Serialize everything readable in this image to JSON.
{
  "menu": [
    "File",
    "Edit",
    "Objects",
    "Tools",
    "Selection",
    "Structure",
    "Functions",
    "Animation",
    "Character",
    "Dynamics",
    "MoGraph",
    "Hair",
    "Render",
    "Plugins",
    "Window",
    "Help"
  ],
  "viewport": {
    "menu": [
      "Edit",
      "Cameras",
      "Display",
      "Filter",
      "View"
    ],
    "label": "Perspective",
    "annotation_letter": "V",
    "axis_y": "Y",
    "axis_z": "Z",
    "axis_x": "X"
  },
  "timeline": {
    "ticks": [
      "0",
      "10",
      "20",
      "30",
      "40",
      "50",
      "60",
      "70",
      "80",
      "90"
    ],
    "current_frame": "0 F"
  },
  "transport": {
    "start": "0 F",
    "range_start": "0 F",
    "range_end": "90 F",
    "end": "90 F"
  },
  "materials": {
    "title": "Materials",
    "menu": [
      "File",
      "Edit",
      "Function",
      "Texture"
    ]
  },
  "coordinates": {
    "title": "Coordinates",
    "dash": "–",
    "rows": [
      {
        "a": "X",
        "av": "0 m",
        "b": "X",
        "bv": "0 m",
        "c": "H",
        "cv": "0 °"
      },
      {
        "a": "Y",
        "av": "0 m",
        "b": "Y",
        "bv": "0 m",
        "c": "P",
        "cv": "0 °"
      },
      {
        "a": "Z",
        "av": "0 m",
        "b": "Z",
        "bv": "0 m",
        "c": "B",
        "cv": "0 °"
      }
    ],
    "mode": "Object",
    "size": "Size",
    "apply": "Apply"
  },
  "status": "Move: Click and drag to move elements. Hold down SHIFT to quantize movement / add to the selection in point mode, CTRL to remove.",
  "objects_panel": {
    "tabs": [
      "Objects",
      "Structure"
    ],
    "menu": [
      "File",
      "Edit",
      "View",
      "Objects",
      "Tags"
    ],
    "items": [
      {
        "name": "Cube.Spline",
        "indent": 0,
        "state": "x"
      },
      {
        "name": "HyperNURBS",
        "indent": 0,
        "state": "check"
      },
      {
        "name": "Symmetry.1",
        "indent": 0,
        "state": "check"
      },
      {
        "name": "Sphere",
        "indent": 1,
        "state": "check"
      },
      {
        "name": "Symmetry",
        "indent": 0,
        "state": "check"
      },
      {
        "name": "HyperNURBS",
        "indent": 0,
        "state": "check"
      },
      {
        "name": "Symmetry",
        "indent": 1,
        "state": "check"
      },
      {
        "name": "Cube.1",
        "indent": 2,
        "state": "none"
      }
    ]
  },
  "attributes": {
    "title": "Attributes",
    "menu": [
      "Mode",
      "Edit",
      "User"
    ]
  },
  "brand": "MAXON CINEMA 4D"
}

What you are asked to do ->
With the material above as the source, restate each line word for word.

Response to this task ->
Serialize everything readable in this image to JSON.
{
  "menu": [
    "File",
    "Edit",
    "Objects",
    "Tools",
    "Selection",
    "Structure",
    "Functions",
    "Animation",
    "Character",
    "Dynamics",
    "MoGraph",
    "Hair",
    "Render",
    "Plugins",
    "Window",
    "Help"
  ],
  "viewport": {
    "menu": [
      "Edit",
      "Cameras",
      "Display",
      "Filter",
      "View"
    ],
    "label": "Perspective",
    "annotation_letter": "V",
    "axis_y": "Y",
    "axis_z": "Z",
    "axis_x": "X"
  },
  "timeline": {
    "ticks": [
      "0",
      "10",
      "20",
      "30",
      "40",
      "50",
      "60",
      "70",
      "80",
      "90"
    ],
    "current_frame": "0 F"
  },
  "transport": {
    "start": "0 F",
    "range_start": "0 F",
    "range_end": "90 F",
    "end": "90 F"
  },
  "materials": {
    "title": "Materials",
    "menu": [
      "File",
      "Edit",
      "Function",
      "Texture"
    ]
  },
  "coordinates": {
    "title": "Coordinates",
    "dash": "–",
    "rows": [
      {
        "a": "X",
        "av": "0 m",
        "b": "X",
        "bv": "0 m",
        "c": "H",
        "cv": "0 °"
      },
      {
        "a": "Y",
        "av": "0 m",
        "b": "Y",
        "bv": "0 m",
        "c": "P",
        "cv": "0 °"
      },
      {
        "a": "Z",
        "av": "0 m",
        "b": "Z",
        "bv": "0 m",
        "c": "B",
        "cv": "0 °"
      }
    ],
    "mode": "Object",
    "size": "Size",
    "apply": "Apply"
  },
  "status": "Move: Click and drag to move elements. Hold down SHIFT to quantize movement / add to the selection in point mode, CTRL to remove.",
  "objects_panel": {
    "tabs": [
      "Objects",
      "Structure"
    ],
    "menu": [
      "File",
      "Edit",
      "View",
      "Objects",
      "Tags"
    ],
    "items": [
      {
        "name": "Cube.Spline",
        "indent": 0,
        "state": "x"
      },
      {
        "name": "HyperNURBS",
        "indent": 0,
        "state": "check"
      },
      {
        "name": "Symmetry.1",
        "indent": 0,
        "state": "check"
      },
      {
        "name": "Sphere",
        "indent": 1,
        "state": "check"
      },
      {
        "name": "Symmetry",
        "indent": 0,
        "state": "check"
      },
      {
        "name": "HyperNURBS",
        "indent": 0,
        "state": "check"
      },
      {
        "name": "Symmetry",
        "indent": 1,
        "state": "check"
      },
      {
        "name": "Cube.1",
        "indent": 2,
        "state": "none"
      }
    ]
  },
  "attributes": {
    "title": "Attributes",
    "menu": [
      "Mode",
      "Edit",
      "User"
    ]
  },
  "brand": "MAXON CINEMA 4D"
}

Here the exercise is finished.